*Exercise requirements*
All lines in the material with the string "Zonka" should be listed.

*Data extract*
┄┄┄┄┄┄
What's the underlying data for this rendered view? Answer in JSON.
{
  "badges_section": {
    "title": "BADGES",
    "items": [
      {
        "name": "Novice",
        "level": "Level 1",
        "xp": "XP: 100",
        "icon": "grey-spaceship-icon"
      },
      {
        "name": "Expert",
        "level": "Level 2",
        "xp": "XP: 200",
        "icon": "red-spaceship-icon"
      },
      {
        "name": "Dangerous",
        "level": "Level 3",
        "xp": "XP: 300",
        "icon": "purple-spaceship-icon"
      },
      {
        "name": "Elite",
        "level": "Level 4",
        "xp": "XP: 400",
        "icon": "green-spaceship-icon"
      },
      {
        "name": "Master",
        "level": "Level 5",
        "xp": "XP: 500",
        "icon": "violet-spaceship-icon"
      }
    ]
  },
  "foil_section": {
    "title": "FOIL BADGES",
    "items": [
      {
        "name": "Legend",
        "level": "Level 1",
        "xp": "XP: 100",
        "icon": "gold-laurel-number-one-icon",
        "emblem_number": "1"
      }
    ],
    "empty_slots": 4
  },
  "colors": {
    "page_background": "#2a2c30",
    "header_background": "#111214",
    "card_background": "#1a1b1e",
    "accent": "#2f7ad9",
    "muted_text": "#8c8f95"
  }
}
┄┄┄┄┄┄
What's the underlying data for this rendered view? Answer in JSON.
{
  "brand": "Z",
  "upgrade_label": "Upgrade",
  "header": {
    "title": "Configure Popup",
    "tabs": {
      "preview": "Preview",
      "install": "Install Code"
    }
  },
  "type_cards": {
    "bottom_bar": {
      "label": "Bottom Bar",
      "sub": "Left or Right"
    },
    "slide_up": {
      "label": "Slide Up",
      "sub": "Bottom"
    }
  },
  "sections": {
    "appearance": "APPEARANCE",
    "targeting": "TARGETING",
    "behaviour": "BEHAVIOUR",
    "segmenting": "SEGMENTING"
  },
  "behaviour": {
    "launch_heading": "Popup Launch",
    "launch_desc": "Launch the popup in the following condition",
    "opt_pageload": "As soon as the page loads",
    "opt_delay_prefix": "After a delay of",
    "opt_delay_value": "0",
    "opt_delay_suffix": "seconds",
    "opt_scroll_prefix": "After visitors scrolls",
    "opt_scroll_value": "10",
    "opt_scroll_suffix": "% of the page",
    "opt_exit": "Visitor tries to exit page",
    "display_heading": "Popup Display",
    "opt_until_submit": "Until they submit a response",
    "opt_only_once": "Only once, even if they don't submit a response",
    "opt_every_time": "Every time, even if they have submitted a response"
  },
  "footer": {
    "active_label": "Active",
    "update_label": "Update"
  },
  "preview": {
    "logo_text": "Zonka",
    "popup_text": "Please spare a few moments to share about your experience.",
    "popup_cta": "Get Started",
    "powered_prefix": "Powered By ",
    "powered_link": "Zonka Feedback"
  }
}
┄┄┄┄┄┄
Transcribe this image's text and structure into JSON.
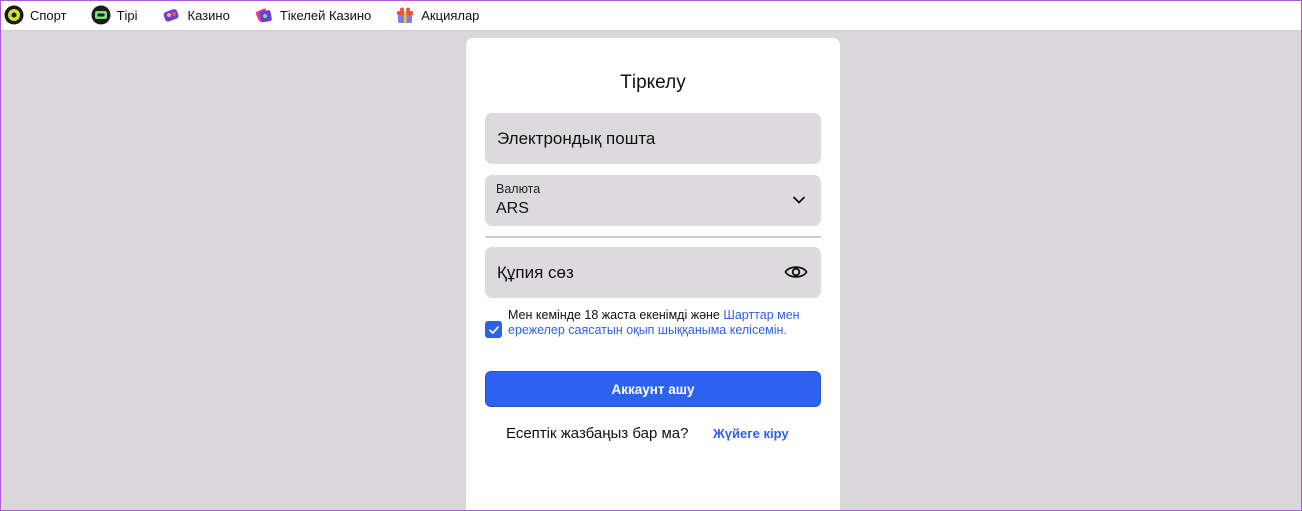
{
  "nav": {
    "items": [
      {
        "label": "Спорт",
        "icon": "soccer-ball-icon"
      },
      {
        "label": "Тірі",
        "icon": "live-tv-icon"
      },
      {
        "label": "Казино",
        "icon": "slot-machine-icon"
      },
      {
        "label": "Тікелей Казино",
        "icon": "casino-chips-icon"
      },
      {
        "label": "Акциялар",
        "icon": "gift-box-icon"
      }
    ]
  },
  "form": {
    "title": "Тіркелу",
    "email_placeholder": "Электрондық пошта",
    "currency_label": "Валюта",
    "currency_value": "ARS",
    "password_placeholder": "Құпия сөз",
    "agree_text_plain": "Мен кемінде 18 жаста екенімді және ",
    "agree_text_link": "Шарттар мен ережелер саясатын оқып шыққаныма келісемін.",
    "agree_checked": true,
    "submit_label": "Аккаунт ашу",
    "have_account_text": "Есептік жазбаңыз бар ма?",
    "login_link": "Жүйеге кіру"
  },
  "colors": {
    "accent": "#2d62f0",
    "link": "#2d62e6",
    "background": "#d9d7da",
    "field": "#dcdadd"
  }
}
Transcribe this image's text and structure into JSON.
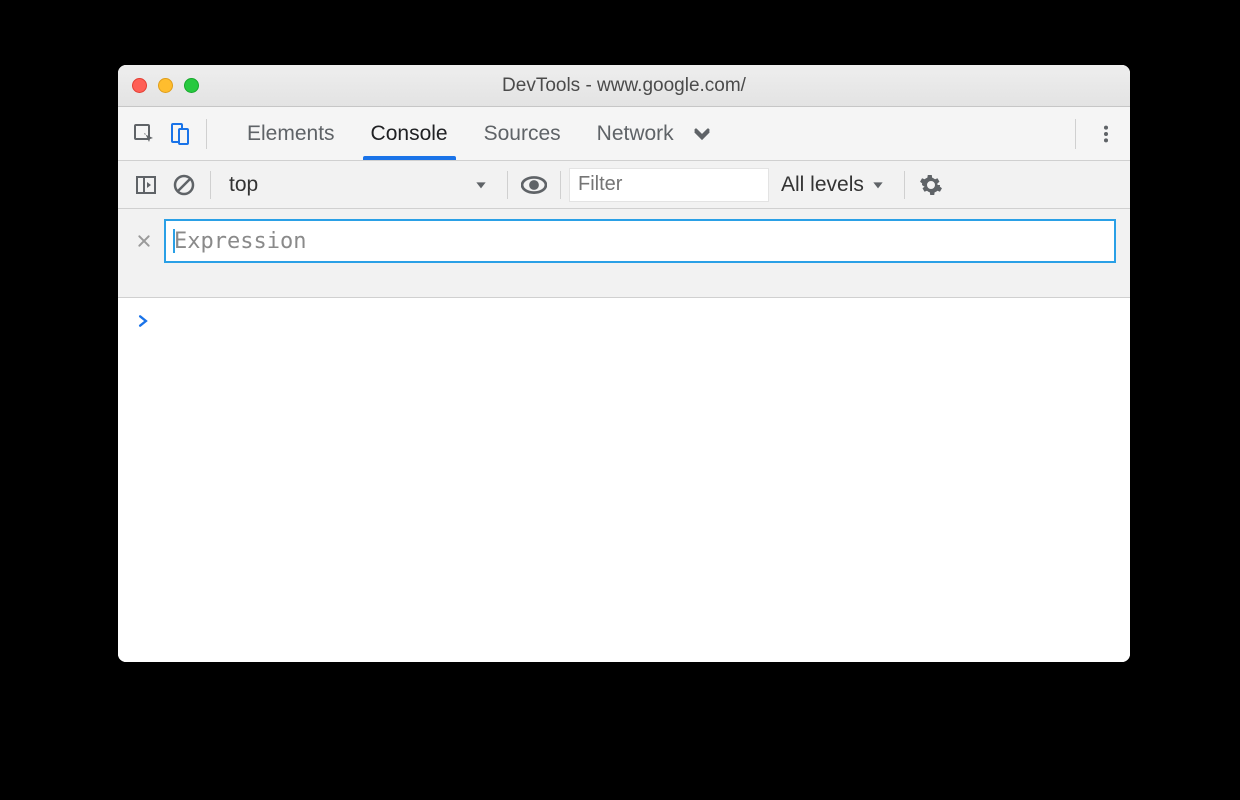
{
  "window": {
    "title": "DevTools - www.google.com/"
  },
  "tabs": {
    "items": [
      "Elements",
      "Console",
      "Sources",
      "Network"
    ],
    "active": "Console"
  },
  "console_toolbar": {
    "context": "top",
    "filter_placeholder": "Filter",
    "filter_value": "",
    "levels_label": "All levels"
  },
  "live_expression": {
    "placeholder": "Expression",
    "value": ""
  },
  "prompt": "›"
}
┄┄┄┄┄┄
*Written answer*
    "logo_text": "Zonka",
    "powered_link": "Zonka Feedback"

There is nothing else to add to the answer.